(Element data from apps and pages)
┏━━

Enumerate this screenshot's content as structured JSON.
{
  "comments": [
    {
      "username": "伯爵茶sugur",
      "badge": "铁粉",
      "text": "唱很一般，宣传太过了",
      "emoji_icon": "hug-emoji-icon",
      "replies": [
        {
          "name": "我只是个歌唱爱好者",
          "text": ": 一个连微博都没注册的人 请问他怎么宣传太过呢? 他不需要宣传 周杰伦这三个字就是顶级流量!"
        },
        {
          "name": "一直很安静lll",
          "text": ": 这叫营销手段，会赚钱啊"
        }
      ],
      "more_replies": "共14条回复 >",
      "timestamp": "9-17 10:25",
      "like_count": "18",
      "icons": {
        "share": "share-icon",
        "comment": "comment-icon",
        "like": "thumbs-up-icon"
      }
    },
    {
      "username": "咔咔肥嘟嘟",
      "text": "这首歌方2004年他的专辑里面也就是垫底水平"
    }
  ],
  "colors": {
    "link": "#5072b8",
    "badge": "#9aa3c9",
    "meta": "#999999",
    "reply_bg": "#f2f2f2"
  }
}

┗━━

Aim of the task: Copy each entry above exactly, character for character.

Answer to this task:
Enumerate this screenshot's content as structured JSON.
{
  "comments": [
    {
      "username": "伯爵茶sugur",
      "badge": "铁粉",
      "text": "唱很一般，宣传太过了",
      "emoji_icon": "hug-emoji-icon",
      "replies": [
        {
          "name": "我只是个歌唱爱好者",
          "text": ": 一个连微博都没注册的人 请问他怎么宣传太过呢? 他不需要宣传 周杰伦这三个字就是顶级流量!"
        },
        {
          "name": "一直很安静lll",
          "text": ": 这叫营销手段，会赚钱啊"
        }
      ],
      "more_replies": "共14条回复 >",
      "timestamp": "9-17 10:25",
      "like_count": "18",
      "icons": {
        "share": "share-icon",
        "comment": "comment-icon",
        "like": "thumbs-up-icon"
      }
    },
    {
      "username": "咔咔肥嘟嘟",
      "text": "这首歌方2004年他的专辑里面也就是垫底水平"
    }
  ],
  "colors": {
    "link": "#5072b8",
    "badge": "#9aa3c9",
    "meta": "#999999",
    "reply_bg": "#f2f2f2"
  }
}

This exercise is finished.